EXERCISE DATA START

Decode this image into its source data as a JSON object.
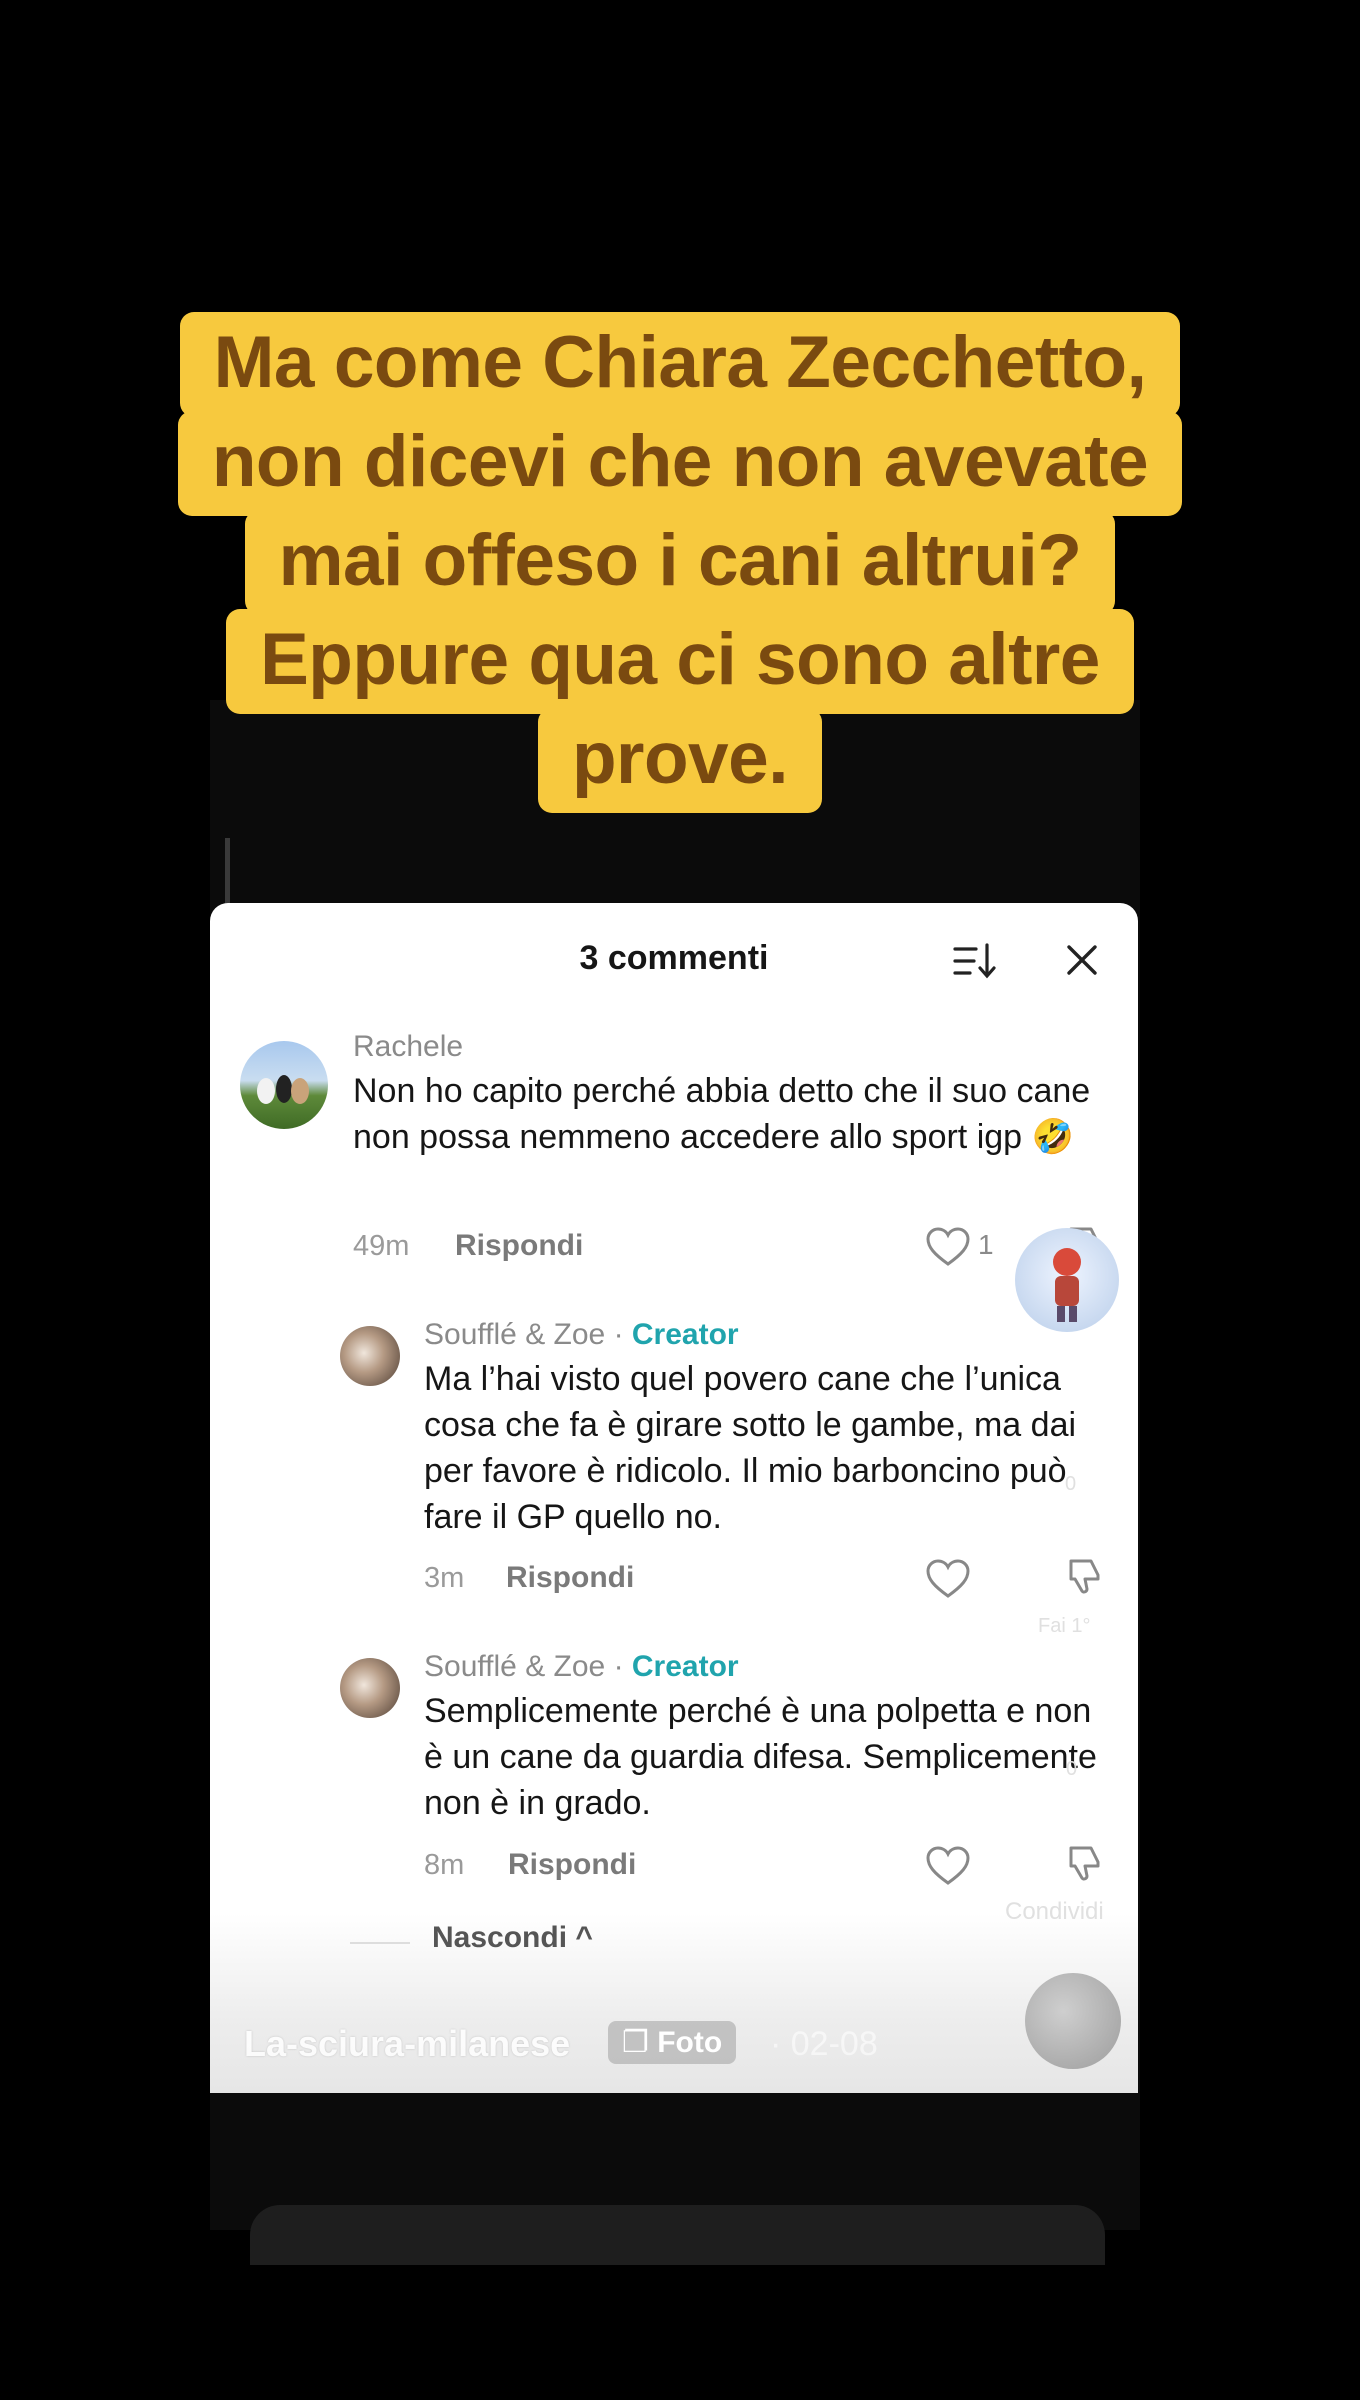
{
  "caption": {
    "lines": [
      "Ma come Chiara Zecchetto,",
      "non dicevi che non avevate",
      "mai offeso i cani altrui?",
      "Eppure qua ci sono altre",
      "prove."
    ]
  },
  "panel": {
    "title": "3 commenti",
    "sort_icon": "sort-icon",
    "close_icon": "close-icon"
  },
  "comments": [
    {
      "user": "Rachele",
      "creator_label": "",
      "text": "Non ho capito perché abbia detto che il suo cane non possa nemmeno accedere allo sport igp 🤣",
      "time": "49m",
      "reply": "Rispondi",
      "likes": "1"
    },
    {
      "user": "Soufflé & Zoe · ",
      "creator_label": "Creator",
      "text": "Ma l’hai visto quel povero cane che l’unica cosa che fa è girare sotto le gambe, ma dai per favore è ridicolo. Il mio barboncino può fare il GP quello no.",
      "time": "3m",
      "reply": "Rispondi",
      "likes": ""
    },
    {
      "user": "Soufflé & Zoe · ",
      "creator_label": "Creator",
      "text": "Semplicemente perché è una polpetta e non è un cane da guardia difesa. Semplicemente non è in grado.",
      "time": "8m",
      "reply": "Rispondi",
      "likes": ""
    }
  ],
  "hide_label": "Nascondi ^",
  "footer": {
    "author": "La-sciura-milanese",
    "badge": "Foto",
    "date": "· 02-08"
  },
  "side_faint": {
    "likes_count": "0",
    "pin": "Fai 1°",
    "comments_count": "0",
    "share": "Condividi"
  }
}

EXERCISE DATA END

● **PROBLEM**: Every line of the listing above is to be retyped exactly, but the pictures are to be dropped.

● **RESPONSE BELOW**:
Decode this image into its source data as a JSON object.
{
  "caption": {
    "lines": [
      "Ma come Chiara Zecchetto,",
      "non dicevi che non avevate",
      "mai offeso i cani altrui?",
      "Eppure qua ci sono altre",
      "prove."
    ]
  },
  "panel": {
    "title": "3 commenti",
    "sort_icon": "sort-icon",
    "close_icon": "close-icon"
  },
  "comments": [
    {
      "user": "Rachele",
      "creator_label": "",
      "text": "Non ho capito perché abbia detto che il suo cane non possa nemmeno accedere allo sport igp 🤣",
      "time": "49m",
      "reply": "Rispondi",
      "likes": "1"
    },
    {
      "user": "Soufflé & Zoe · ",
      "creator_label": "Creator",
      "text": "Ma l’hai visto quel povero cane che l’unica cosa che fa è girare sotto le gambe, ma dai per favore è ridicolo. Il mio barboncino può fare il GP quello no.",
      "time": "3m",
      "reply": "Rispondi",
      "likes": ""
    },
    {
      "user": "Soufflé & Zoe · ",
      "creator_label": "Creator",
      "text": "Semplicemente perché è una polpetta e non è un cane da guardia difesa. Semplicemente non è in grado.",
      "time": "8m",
      "reply": "Rispondi",
      "likes": ""
    }
  ],
  "hide_label": "Nascondi ^",
  "footer": {
    "author": "La-sciura-milanese",
    "badge": "Foto",
    "date": "· 02-08"
  },
  "side_faint": {
    "likes_count": "0",
    "pin": "Fai 1°",
    "comments_count": "0",
    "share": "Condividi"
  }
}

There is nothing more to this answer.